▸ What is needed:
Count lines holding the string "structured" in the data that follows. Reply with one number only.

Entries from a dataset of interfaces
========================================================================
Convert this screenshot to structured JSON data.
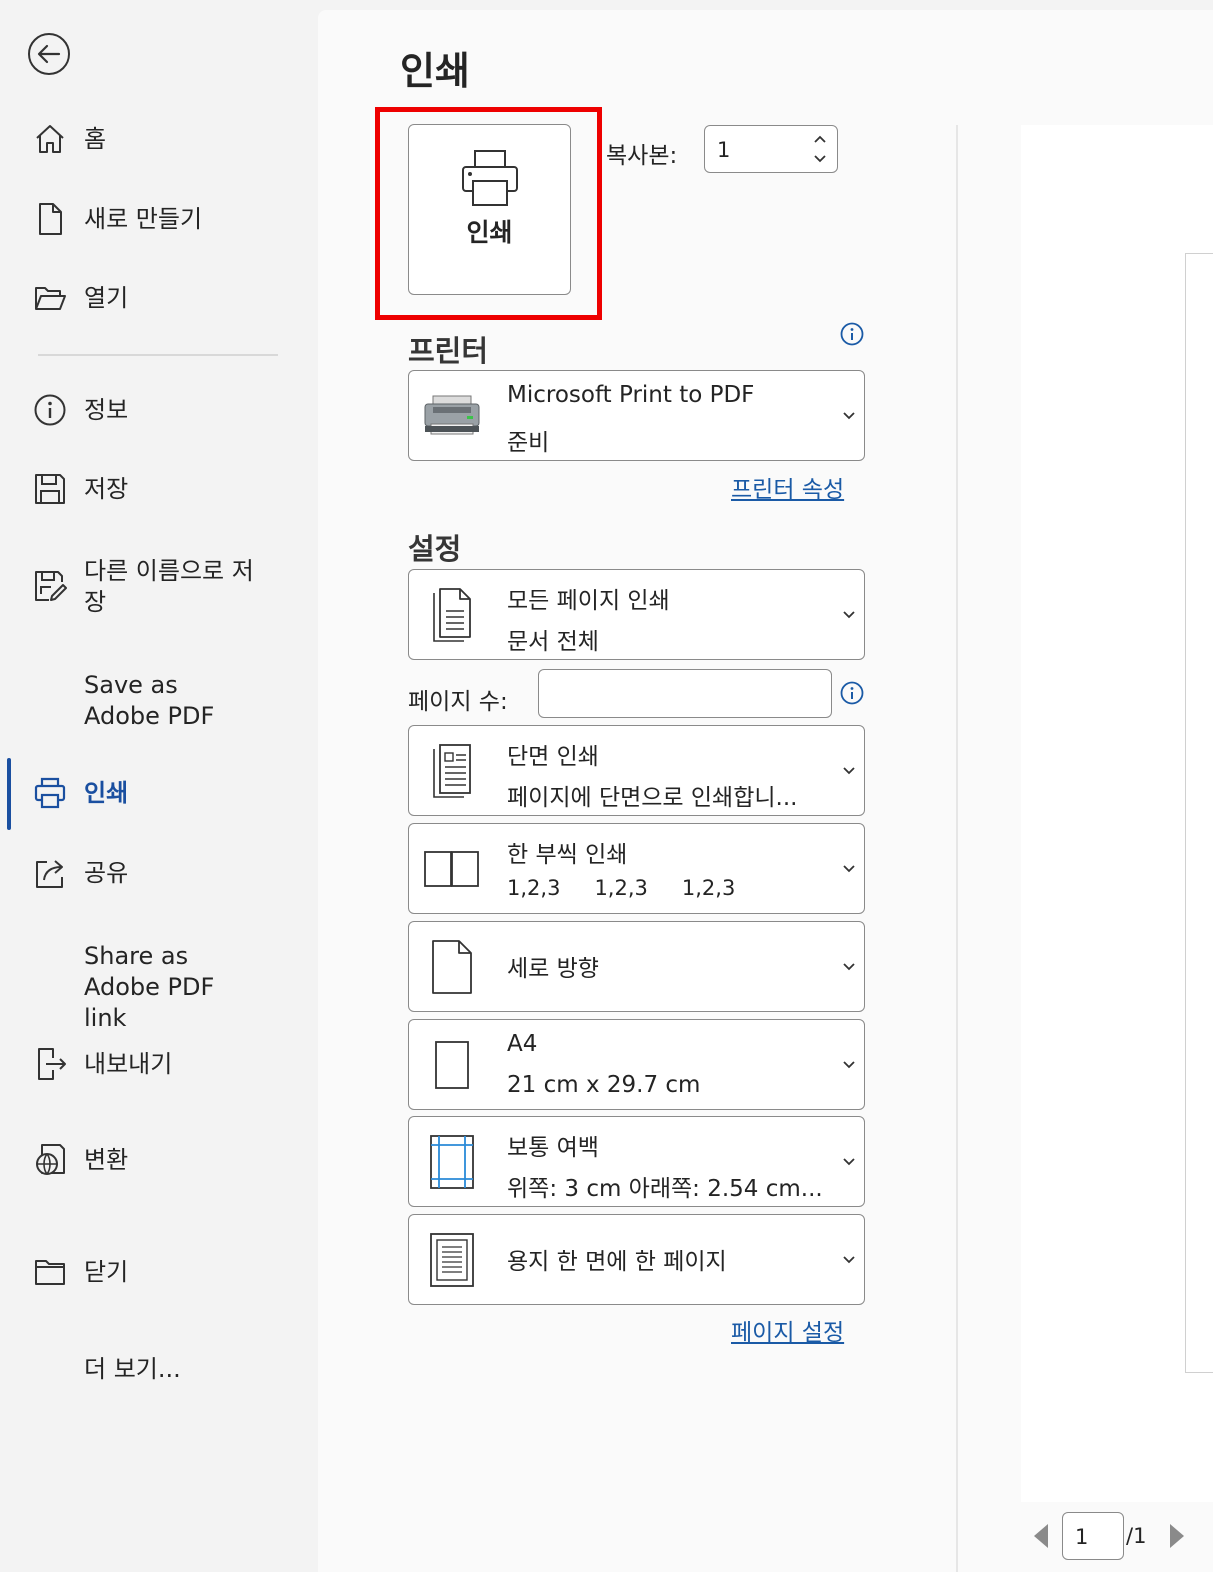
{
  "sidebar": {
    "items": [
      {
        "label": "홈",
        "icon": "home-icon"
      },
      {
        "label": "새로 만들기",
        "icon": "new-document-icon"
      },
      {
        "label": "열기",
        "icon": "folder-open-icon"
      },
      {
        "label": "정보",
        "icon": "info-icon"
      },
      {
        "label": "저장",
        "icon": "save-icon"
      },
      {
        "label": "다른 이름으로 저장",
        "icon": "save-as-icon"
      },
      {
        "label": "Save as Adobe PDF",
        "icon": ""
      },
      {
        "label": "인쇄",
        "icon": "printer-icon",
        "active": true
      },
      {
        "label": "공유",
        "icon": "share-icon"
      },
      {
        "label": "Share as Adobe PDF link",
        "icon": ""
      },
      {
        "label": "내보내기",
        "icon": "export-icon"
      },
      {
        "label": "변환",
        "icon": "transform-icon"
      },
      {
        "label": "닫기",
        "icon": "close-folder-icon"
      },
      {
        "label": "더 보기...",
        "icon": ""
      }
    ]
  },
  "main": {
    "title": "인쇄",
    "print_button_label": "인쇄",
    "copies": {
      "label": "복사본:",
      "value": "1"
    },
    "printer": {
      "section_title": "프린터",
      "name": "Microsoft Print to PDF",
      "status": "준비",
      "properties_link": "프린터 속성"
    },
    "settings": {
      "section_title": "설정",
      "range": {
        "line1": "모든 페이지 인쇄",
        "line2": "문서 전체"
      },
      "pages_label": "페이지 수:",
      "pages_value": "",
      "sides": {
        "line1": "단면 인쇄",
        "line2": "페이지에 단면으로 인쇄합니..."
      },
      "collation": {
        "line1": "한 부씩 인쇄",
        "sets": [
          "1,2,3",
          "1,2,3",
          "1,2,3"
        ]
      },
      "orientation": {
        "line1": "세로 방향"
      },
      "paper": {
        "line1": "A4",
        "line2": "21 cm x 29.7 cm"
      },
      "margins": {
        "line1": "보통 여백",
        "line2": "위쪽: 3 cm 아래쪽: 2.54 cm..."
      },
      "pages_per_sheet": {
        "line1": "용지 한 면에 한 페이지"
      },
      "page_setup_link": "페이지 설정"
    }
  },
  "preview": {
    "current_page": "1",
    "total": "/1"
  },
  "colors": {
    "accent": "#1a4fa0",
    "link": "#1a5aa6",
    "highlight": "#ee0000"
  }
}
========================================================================
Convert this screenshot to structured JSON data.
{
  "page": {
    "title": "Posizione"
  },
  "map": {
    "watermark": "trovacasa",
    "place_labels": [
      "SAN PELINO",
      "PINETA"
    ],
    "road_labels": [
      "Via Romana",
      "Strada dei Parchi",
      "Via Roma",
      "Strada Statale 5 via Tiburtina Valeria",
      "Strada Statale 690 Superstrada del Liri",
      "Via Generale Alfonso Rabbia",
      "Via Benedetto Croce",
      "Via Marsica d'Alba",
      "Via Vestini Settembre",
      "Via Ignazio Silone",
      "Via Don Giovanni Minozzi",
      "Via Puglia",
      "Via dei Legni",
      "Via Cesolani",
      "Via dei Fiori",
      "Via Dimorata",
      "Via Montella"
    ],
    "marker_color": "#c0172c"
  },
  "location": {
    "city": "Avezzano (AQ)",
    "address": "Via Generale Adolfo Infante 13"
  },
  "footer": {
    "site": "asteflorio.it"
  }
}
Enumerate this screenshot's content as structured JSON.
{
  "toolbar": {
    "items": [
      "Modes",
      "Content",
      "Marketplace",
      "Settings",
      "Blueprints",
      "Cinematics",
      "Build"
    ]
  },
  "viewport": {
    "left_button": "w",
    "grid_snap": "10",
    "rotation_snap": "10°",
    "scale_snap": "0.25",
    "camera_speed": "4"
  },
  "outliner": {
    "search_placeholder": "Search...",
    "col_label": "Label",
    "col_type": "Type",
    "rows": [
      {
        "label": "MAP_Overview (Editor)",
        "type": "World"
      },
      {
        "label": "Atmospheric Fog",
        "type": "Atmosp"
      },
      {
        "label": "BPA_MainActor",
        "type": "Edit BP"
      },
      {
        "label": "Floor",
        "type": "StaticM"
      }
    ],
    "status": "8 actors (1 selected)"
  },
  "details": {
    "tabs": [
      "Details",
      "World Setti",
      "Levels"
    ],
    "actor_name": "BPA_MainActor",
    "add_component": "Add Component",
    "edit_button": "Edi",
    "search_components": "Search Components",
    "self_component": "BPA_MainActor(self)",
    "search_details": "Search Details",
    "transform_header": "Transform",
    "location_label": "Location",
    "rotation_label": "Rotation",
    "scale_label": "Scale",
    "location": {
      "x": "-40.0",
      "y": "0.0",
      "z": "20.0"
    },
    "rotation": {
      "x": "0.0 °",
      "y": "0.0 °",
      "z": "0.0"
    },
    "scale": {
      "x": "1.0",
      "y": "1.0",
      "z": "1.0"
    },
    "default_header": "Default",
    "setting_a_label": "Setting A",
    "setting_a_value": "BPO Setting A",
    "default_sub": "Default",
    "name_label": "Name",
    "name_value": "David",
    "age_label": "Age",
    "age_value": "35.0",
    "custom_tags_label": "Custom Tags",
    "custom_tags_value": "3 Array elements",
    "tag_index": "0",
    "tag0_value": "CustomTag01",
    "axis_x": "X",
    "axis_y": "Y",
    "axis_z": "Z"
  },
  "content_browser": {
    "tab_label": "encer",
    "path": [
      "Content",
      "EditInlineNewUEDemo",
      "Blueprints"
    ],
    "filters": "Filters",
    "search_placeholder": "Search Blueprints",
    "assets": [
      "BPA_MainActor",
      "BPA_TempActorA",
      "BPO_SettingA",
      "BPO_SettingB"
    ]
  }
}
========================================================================
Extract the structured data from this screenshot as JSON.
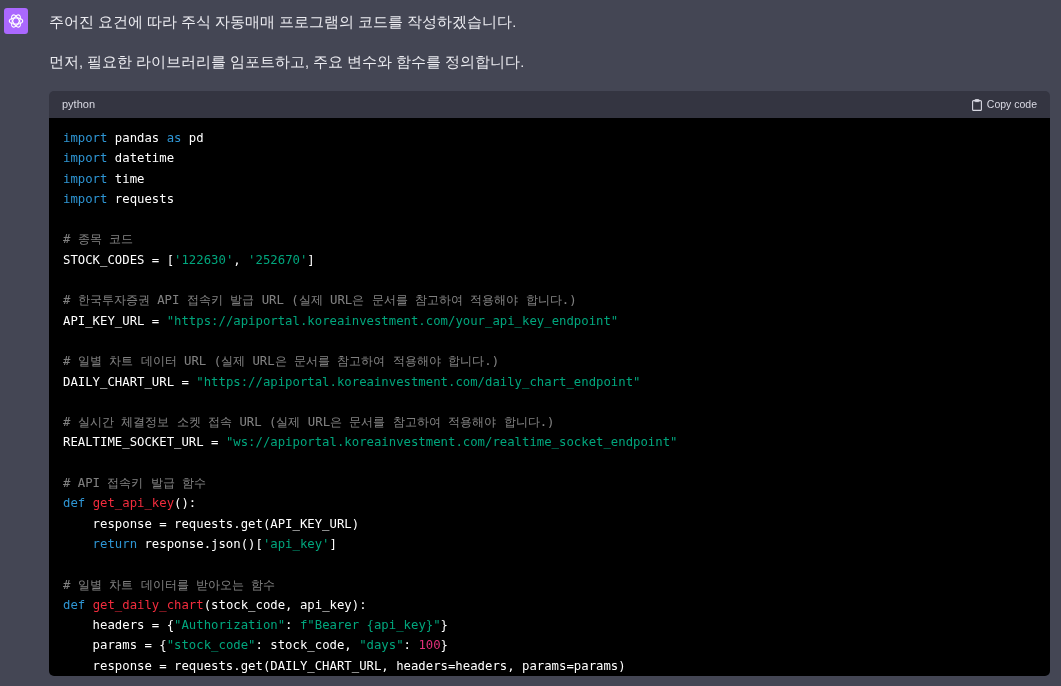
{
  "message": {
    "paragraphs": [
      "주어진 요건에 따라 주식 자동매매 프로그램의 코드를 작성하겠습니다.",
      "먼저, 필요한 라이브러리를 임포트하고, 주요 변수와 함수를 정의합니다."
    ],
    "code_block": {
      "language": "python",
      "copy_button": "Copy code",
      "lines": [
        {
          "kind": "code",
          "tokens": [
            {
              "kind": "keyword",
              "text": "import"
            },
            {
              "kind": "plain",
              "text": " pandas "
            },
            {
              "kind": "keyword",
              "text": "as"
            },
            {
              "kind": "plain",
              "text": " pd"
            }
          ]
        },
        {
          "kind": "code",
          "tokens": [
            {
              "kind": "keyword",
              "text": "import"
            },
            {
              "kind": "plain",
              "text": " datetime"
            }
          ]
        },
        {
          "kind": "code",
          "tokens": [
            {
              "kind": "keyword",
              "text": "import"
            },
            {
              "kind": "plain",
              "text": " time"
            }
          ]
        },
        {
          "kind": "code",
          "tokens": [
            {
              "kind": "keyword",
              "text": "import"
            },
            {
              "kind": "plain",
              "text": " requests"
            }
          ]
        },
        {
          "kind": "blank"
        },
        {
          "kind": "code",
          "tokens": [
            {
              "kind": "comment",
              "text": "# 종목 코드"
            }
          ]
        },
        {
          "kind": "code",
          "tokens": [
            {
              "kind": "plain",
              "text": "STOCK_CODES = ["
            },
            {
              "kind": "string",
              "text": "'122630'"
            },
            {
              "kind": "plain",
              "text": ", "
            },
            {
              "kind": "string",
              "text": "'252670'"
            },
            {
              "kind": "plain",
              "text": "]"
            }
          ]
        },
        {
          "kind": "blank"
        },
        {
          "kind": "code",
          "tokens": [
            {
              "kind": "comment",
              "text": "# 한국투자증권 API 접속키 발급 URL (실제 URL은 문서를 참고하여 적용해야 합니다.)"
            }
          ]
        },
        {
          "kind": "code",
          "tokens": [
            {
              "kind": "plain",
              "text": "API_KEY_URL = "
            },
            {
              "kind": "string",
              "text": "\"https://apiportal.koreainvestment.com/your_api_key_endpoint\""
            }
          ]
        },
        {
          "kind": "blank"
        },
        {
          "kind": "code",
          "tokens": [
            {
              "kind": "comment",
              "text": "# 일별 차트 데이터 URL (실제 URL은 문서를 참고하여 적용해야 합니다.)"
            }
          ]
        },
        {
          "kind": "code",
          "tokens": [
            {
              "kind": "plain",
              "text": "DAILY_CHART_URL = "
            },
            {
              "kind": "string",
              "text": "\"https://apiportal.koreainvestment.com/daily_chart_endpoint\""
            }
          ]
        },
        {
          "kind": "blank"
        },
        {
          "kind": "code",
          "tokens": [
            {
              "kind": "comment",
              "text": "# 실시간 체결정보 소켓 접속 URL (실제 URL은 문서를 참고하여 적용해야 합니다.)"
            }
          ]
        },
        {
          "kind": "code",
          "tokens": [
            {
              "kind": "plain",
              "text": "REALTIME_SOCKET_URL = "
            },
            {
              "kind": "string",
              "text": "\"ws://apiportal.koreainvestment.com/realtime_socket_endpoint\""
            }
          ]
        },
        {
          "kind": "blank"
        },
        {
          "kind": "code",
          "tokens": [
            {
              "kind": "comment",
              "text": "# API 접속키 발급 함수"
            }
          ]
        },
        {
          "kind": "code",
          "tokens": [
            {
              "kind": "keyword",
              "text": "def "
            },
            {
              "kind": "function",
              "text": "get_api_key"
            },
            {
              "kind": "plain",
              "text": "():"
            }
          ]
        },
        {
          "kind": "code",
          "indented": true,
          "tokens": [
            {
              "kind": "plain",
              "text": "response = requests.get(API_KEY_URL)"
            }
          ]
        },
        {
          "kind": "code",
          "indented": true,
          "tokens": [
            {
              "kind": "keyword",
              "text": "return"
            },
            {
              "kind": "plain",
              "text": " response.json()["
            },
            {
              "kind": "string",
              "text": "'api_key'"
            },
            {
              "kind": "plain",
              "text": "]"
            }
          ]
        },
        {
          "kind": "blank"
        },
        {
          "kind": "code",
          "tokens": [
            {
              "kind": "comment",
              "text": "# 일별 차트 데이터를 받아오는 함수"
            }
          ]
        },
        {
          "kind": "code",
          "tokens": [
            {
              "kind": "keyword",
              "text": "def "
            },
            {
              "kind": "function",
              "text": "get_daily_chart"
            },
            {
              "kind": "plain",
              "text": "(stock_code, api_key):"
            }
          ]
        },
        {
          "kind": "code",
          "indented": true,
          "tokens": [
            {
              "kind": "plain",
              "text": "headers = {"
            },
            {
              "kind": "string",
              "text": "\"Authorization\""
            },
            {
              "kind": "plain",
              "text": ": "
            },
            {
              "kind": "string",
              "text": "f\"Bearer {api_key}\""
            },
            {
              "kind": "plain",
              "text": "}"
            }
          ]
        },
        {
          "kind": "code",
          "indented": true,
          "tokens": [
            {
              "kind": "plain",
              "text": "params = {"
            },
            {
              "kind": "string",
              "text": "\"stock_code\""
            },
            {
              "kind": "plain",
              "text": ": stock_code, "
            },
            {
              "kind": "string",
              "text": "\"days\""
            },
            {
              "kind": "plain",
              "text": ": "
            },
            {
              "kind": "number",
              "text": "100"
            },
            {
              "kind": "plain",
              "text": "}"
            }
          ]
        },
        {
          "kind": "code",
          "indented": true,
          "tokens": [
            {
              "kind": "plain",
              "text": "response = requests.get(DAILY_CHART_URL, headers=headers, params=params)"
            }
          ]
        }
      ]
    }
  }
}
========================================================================
▸ Your response:
4